Performance of 11 commercially available 4- and 5-F aortic flush catheters was evaluated with respect to the extent of upstream injection, catheter motion, and downstream homogeneity of a 10-, 15-, and 20-mL/sec bolus of 76% meglumine sodium diatrizoate at room temperature. Tests were made in a pulsatile aortic flow model containing circulating fluid isoviscous to blood. The injection process was recorded on videotape. Homogeneity of the contrast material bolus was determined spectrophotometrically from samples collected from the center and each of the four quadrants of the vessel lumen. Upstream contrast material injection between 1.5 and 7 cm in length emerged from all catheters; it was lowest with one of the “tennis racket” designs from one and a new spiral end-loop design (Halo) from another manufacturer. All catheters, except the most rigid and largest-caliber catheter (5.8 F) showed considerable shaft motion at the higher injection rates. Downstream contrast material mixing homogeneity was always best at the highest injection rate but altogether was better for the Halo catheter than for any other catheter tested. It is concluded that all tested 4- and 5-F aortic flush catheters show some undesirable features, but certain design modifications improve performance and comparative testing is helpful to distinguish such features.
- Angiography, technology, 89.1241
- Catheters and catheterization, technology

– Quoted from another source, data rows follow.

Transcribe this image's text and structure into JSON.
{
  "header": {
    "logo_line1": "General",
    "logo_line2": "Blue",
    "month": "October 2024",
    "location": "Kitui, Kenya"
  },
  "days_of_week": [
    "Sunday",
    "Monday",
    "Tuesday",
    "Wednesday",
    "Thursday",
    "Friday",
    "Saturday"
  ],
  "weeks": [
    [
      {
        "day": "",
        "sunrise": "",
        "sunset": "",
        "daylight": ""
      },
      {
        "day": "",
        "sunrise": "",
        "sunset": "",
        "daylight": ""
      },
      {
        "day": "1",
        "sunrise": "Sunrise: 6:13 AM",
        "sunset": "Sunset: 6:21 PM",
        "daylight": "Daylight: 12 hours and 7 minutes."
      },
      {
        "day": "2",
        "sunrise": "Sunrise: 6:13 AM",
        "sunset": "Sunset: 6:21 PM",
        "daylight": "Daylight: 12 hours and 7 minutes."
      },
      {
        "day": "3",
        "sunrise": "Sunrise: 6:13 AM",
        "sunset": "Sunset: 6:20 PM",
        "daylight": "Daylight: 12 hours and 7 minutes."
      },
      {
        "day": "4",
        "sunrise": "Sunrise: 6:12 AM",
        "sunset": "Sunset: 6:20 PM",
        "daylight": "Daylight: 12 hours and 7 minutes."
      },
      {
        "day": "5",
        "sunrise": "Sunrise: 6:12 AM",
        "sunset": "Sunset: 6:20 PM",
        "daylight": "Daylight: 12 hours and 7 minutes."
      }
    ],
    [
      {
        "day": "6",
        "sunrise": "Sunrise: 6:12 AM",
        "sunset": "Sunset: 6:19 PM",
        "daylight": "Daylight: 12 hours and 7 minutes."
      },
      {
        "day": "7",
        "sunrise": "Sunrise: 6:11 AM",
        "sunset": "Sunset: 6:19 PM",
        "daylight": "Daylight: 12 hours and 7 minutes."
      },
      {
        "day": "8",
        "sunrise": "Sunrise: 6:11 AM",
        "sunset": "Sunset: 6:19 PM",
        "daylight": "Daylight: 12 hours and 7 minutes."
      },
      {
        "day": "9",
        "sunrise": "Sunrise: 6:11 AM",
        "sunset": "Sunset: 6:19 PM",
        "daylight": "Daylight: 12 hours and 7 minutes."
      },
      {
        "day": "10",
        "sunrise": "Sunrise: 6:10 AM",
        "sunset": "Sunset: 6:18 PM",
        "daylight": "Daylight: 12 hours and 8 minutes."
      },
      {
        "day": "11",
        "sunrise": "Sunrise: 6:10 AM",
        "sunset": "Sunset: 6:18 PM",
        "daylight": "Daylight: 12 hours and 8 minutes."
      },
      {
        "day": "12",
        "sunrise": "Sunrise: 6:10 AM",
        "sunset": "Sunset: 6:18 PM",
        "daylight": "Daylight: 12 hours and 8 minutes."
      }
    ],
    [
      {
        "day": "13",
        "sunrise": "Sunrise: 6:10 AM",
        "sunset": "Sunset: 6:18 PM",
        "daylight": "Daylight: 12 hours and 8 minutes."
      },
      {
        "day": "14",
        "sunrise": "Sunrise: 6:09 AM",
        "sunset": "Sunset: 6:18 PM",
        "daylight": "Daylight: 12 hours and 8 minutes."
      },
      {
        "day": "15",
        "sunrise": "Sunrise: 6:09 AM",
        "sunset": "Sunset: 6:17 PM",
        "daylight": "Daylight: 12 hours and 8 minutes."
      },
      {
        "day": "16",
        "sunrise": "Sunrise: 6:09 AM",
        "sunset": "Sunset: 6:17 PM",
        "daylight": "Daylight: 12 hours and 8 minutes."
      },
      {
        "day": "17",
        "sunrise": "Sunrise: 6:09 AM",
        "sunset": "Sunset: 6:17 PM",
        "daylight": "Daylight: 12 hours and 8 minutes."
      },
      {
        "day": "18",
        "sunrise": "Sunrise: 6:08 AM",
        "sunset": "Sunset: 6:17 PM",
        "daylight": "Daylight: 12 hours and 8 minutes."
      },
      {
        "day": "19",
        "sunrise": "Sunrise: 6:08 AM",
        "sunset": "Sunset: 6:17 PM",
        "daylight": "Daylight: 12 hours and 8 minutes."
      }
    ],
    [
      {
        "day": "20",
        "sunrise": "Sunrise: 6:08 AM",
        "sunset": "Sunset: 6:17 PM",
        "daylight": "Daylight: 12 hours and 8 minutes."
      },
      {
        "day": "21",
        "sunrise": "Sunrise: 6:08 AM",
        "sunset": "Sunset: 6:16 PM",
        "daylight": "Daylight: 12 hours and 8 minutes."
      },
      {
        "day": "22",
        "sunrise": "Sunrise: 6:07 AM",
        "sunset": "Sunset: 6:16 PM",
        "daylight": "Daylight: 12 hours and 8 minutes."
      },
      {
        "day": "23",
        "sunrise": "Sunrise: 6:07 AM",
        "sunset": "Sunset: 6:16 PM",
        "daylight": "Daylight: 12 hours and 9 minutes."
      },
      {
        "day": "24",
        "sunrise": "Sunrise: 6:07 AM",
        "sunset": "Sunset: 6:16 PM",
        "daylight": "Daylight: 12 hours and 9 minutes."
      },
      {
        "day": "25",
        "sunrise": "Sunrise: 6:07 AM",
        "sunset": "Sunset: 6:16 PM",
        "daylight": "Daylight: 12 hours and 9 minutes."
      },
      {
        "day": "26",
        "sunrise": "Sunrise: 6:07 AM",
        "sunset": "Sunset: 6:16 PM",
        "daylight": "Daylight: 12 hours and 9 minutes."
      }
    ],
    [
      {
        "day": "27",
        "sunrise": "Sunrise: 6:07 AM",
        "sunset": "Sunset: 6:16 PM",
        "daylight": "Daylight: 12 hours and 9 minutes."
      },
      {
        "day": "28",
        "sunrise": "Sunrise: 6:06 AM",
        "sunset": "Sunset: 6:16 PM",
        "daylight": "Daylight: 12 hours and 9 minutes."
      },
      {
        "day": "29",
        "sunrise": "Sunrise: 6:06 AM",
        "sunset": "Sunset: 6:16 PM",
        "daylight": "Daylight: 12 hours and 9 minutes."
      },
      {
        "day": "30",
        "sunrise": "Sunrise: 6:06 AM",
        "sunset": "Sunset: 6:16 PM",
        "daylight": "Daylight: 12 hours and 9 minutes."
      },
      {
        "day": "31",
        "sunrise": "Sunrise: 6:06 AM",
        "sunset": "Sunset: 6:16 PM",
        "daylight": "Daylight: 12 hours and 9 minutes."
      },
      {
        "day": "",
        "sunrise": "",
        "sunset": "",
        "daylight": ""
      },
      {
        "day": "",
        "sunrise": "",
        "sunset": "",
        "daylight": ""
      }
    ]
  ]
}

ASJC Scopus subject areas
- Radiology Nuclear Medicine and imaging
- Cardiology and Cardiovascular Medicine